## TASK TO COMPLETE
The answer should hold every line of the listing, unchanged and free of images.

=== RECORDS FOR THE EXERCISE ===

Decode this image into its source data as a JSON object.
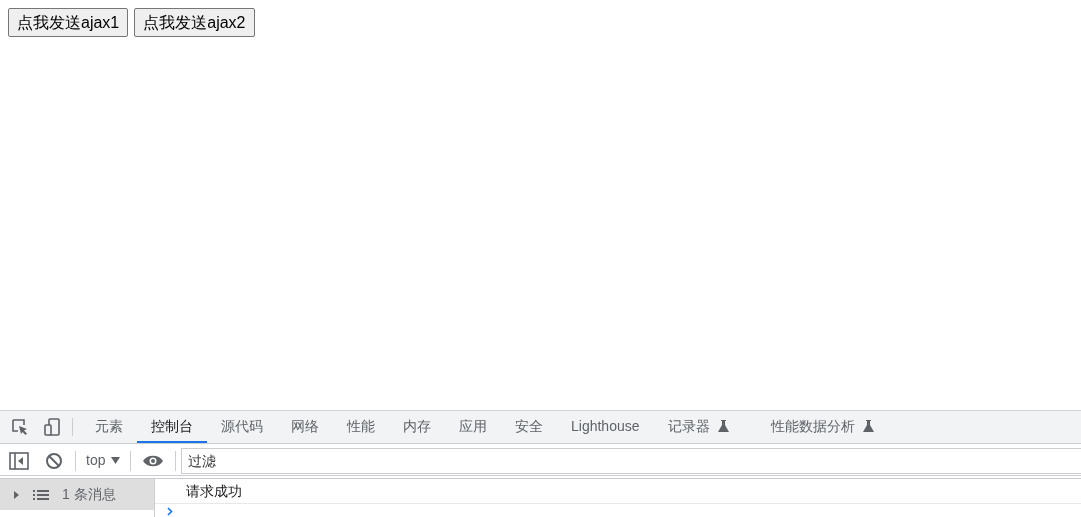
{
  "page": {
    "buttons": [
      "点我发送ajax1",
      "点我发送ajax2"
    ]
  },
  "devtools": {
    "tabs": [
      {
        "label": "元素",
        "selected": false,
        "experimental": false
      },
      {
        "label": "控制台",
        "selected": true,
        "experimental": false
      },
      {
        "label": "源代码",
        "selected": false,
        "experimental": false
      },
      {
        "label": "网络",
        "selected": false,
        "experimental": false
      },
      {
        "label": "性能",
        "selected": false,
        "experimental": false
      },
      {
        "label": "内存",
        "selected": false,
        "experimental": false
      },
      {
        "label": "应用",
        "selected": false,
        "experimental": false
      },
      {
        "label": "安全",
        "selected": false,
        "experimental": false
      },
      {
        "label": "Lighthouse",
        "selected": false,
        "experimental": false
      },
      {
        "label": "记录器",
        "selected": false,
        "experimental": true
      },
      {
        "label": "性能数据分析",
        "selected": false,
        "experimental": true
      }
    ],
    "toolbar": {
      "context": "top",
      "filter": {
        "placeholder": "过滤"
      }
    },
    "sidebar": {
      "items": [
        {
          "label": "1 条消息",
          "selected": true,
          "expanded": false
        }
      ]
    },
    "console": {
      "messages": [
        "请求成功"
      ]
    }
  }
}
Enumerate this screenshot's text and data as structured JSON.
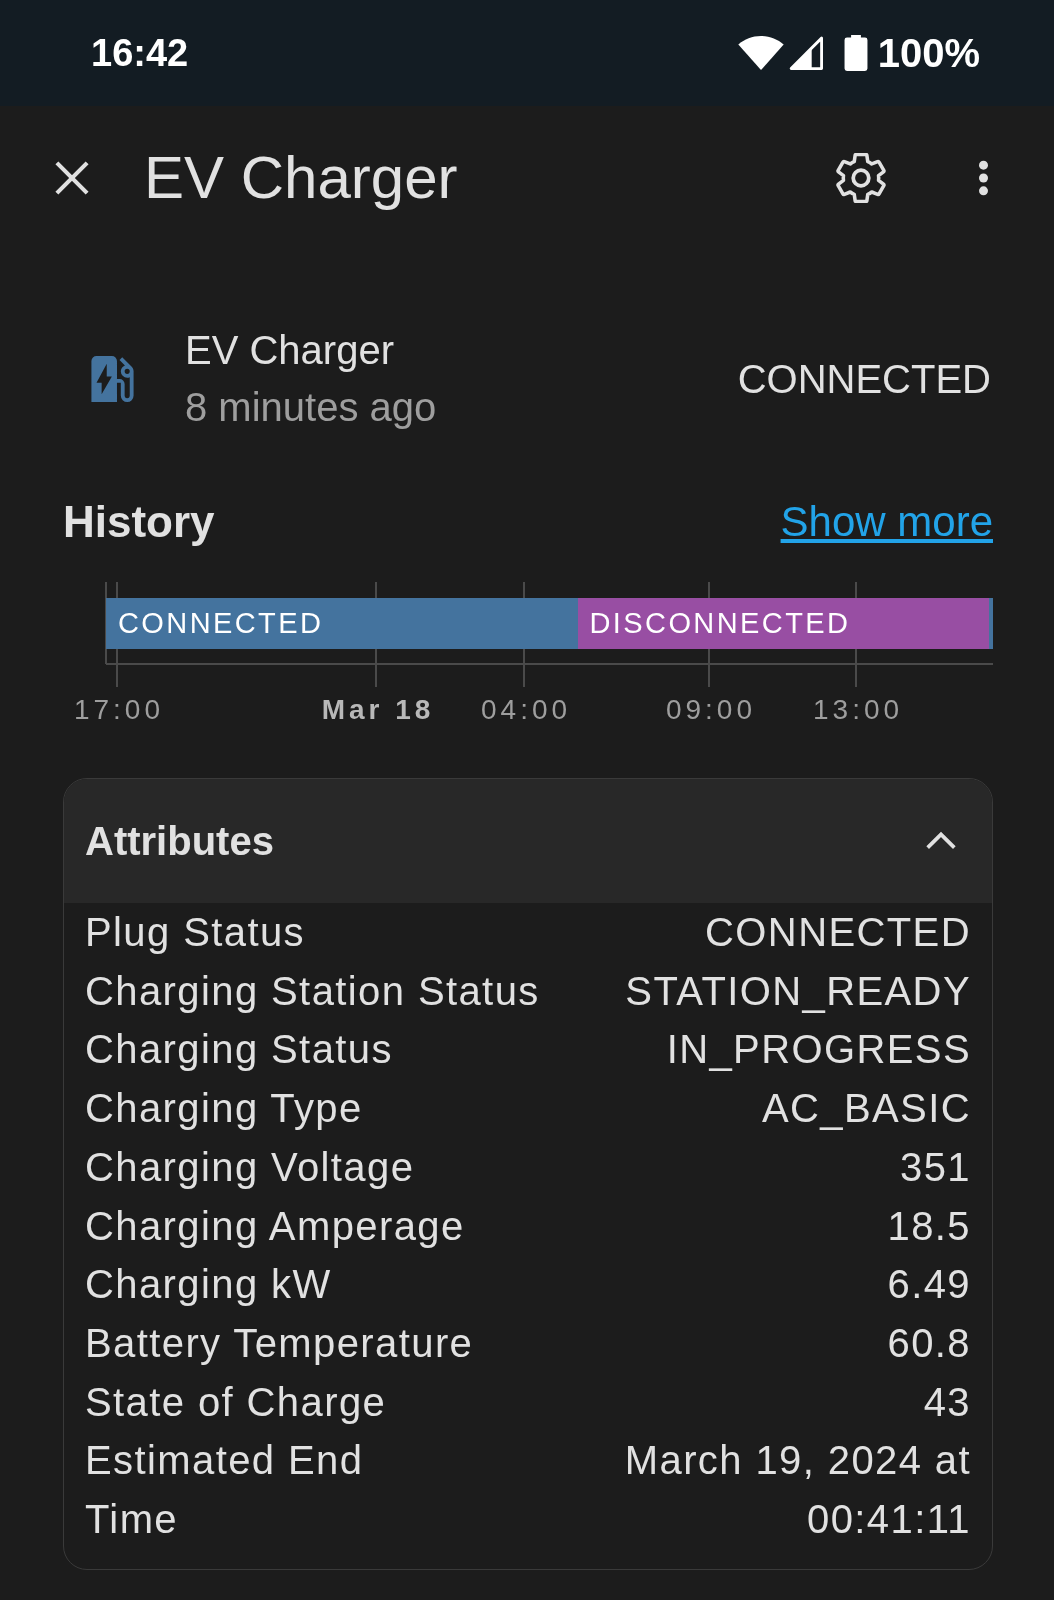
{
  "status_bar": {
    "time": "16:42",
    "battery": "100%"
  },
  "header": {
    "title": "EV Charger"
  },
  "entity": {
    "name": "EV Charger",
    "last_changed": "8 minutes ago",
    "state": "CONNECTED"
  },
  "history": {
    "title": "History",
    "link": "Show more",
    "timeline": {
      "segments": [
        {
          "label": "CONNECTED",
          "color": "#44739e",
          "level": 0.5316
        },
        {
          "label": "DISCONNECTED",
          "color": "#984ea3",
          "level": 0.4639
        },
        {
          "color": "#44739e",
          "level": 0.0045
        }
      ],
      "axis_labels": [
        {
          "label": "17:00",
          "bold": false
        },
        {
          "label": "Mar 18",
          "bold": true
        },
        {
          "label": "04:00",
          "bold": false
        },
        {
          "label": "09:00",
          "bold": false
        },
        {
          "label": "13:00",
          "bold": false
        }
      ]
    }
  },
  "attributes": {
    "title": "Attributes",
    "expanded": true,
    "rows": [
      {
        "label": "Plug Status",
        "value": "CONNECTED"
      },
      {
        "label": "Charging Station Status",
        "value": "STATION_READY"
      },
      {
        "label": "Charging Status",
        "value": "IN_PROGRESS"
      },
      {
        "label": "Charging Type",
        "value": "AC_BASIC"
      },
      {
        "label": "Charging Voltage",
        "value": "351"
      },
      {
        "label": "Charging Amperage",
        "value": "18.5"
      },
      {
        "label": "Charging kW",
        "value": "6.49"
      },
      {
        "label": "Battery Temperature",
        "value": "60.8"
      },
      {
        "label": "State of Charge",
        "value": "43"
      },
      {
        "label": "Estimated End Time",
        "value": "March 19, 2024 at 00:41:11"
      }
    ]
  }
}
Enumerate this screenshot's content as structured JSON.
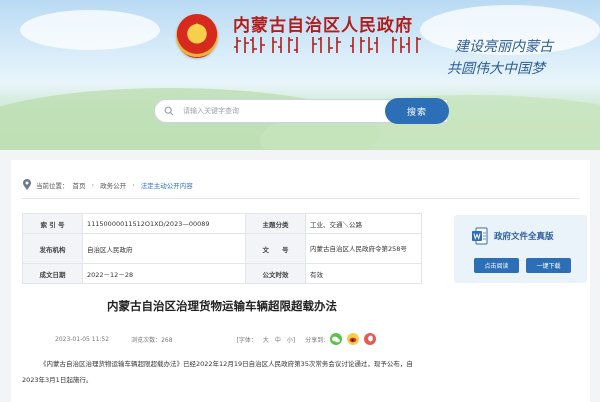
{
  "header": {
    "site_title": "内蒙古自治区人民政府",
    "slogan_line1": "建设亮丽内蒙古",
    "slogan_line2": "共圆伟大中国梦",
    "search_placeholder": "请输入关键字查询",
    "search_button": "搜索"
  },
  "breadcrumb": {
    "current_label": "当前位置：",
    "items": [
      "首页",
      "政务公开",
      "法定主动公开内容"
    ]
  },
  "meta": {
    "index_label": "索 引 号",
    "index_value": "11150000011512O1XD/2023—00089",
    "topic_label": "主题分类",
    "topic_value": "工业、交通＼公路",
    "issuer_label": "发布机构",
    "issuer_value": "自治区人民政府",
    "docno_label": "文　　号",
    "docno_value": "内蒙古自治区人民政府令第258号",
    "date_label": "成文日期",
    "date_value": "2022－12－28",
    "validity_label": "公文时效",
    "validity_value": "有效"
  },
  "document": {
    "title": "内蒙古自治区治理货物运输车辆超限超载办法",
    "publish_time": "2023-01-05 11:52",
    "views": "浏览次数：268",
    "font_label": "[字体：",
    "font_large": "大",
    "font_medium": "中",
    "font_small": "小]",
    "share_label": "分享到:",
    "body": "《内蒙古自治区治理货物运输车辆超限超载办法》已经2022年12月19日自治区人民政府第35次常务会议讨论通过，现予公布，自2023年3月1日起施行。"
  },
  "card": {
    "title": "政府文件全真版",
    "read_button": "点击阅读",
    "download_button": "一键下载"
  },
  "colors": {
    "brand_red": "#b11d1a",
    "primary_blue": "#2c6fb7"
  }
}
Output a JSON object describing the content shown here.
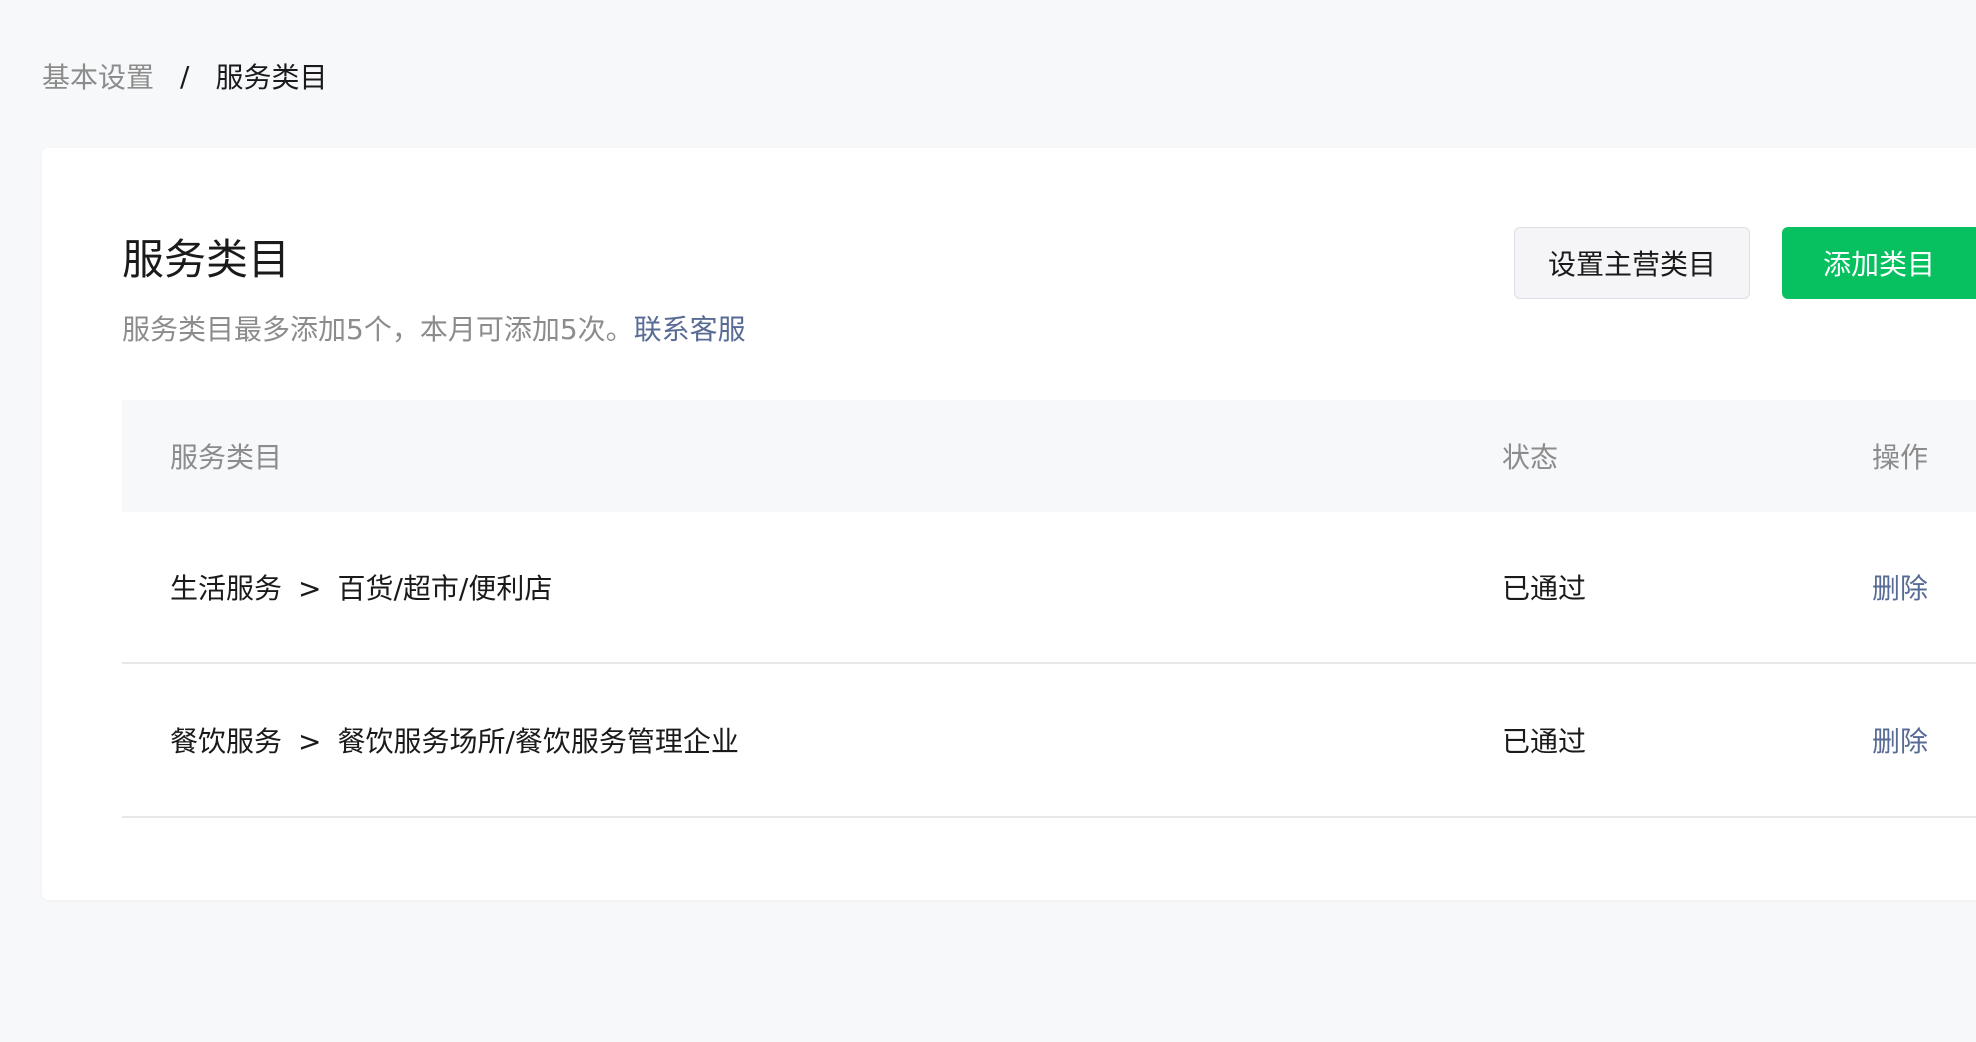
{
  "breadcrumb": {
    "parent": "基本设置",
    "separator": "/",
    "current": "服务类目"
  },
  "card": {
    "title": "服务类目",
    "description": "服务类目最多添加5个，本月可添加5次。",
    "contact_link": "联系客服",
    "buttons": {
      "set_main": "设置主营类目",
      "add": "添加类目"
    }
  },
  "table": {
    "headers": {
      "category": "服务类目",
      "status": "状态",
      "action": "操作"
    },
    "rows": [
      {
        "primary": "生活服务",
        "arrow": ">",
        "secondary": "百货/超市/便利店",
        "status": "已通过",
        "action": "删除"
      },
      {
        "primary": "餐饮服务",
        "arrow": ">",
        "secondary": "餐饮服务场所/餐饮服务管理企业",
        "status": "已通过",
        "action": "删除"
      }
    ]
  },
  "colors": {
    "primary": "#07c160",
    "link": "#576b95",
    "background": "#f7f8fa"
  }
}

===

## TASK ANSWER
Decode this image into its source data as a JSON object.
{
  "page": {
    "buttons": [
      "点我发送ajax1",
      "点我发送ajax2"
    ]
  },
  "devtools": {
    "tabs": [
      {
        "label": "元素",
        "selected": false,
        "experimental": false
      },
      {
        "label": "控制台",
        "selected": true,
        "experimental": false
      },
      {
        "label": "源代码",
        "selected": false,
        "experimental": false
      },
      {
        "label": "网络",
        "selected": false,
        "experimental": false
      },
      {
        "label": "性能",
        "selected": false,
        "experimental": false
      },
      {
        "label": "内存",
        "selected": false,
        "experimental": false
      },
      {
        "label": "应用",
        "selected": false,
        "experimental": false
      },
      {
        "label": "安全",
        "selected": false,
        "experimental": false
      },
      {
        "label": "Lighthouse",
        "selected": false,
        "experimental": false
      },
      {
        "label": "记录器",
        "selected": false,
        "experimental": true
      },
      {
        "label": "性能数据分析",
        "selected": false,
        "experimental": true
      }
    ],
    "toolbar": {
      "context": "top",
      "filter": {
        "placeholder": "过滤"
      }
    },
    "sidebar": {
      "items": [
        {
          "label": "1 条消息",
          "selected": true,
          "expanded": false
        }
      ]
    },
    "console": {
      "messages": [
        "请求成功"
      ]
    }
  }
}
Enumerate this screenshot's text and data as structured JSON.
{
  "status_bar": {
    "time": "16:42",
    "battery": "100%"
  },
  "header": {
    "title": "EV Charger"
  },
  "entity": {
    "name": "EV Charger",
    "last_changed": "8 minutes ago",
    "state": "CONNECTED"
  },
  "history": {
    "title": "History",
    "link": "Show more",
    "timeline": {
      "segments": [
        {
          "label": "CONNECTED",
          "color": "#44739e",
          "level": 0.5316
        },
        {
          "label": "DISCONNECTED",
          "color": "#984ea3",
          "level": 0.4639
        },
        {
          "color": "#44739e",
          "level": 0.0045
        }
      ],
      "axis_labels": [
        {
          "label": "17:00",
          "bold": false
        },
        {
          "label": "Mar 18",
          "bold": true
        },
        {
          "label": "04:00",
          "bold": false
        },
        {
          "label": "09:00",
          "bold": false
        },
        {
          "label": "13:00",
          "bold": false
        }
      ]
    }
  },
  "attributes": {
    "title": "Attributes",
    "expanded": true,
    "rows": [
      {
        "label": "Plug Status",
        "value": "CONNECTED"
      },
      {
        "label": "Charging Station Status",
        "value": "STATION_READY"
      },
      {
        "label": "Charging Status",
        "value": "IN_PROGRESS"
      },
      {
        "label": "Charging Type",
        "value": "AC_BASIC"
      },
      {
        "label": "Charging Voltage",
        "value": "351"
      },
      {
        "label": "Charging Amperage",
        "value": "18.5"
      },
      {
        "label": "Charging kW",
        "value": "6.49"
      },
      {
        "label": "Battery Temperature",
        "value": "60.8"
      },
      {
        "label": "State of Charge",
        "value": "43"
      },
      {
        "label": "Estimated End Time",
        "value": "March 19, 2024 at 00:41:11"
      }
    ]
  }
}
Enumerate this screenshot's content as structured JSON.
{
  "header": {
    "site_title": "内蒙古自治区人民政府",
    "slogan_line1": "建设亮丽内蒙古",
    "slogan_line2": "共圆伟大中国梦",
    "search_placeholder": "请输入关键字查询",
    "search_button": "搜索"
  },
  "breadcrumb": {
    "current_label": "当前位置：",
    "items": [
      "首页",
      "政务公开",
      "法定主动公开内容"
    ]
  },
  "meta": {
    "index_label": "索 引 号",
    "index_value": "11150000011512O1XD/2023—00089",
    "topic_label": "主题分类",
    "topic_value": "工业、交通＼公路",
    "issuer_label": "发布机构",
    "issuer_value": "自治区人民政府",
    "docno_label": "文　　号",
    "docno_value": "内蒙古自治区人民政府令第258号",
    "date_label": "成文日期",
    "date_value": "2022－12－28",
    "validity_label": "公文时效",
    "validity_value": "有效"
  },
  "document": {
    "title": "内蒙古自治区治理货物运输车辆超限超载办法",
    "publish_time": "2023-01-05 11:52",
    "views": "浏览次数：268",
    "font_label": "[字体：",
    "font_large": "大",
    "font_medium": "中",
    "font_small": "小]",
    "share_label": "分享到:",
    "body": "《内蒙古自治区治理货物运输车辆超限超载办法》已经2022年12月19日自治区人民政府第35次常务会议讨论通过，现予公布，自2023年3月1日起施行。"
  },
  "card": {
    "title": "政府文件全真版",
    "read_button": "点击阅读",
    "download_button": "一键下载"
  },
  "colors": {
    "brand_red": "#b11d1a",
    "primary_blue": "#2c6fb7"
  }
}
Output a JSON object describing the content shown here.
{
  "breadcrumb": {
    "parent": "基本设置",
    "separator": "/",
    "current": "服务类目"
  },
  "card": {
    "title": "服务类目",
    "description": "服务类目最多添加5个，本月可添加5次。",
    "contact_link": "联系客服",
    "buttons": {
      "set_main": "设置主营类目",
      "add": "添加类目"
    }
  },
  "table": {
    "headers": {
      "category": "服务类目",
      "status": "状态",
      "action": "操作"
    },
    "rows": [
      {
        "primary": "生活服务",
        "arrow": ">",
        "secondary": "百货/超市/便利店",
        "status": "已通过",
        "action": "删除"
      },
      {
        "primary": "餐饮服务",
        "arrow": ">",
        "secondary": "餐饮服务场所/餐饮服务管理企业",
        "status": "已通过",
        "action": "删除"
      }
    ]
  },
  "colors": {
    "primary": "#07c160",
    "link": "#576b95",
    "background": "#f7f8fa"
  }
}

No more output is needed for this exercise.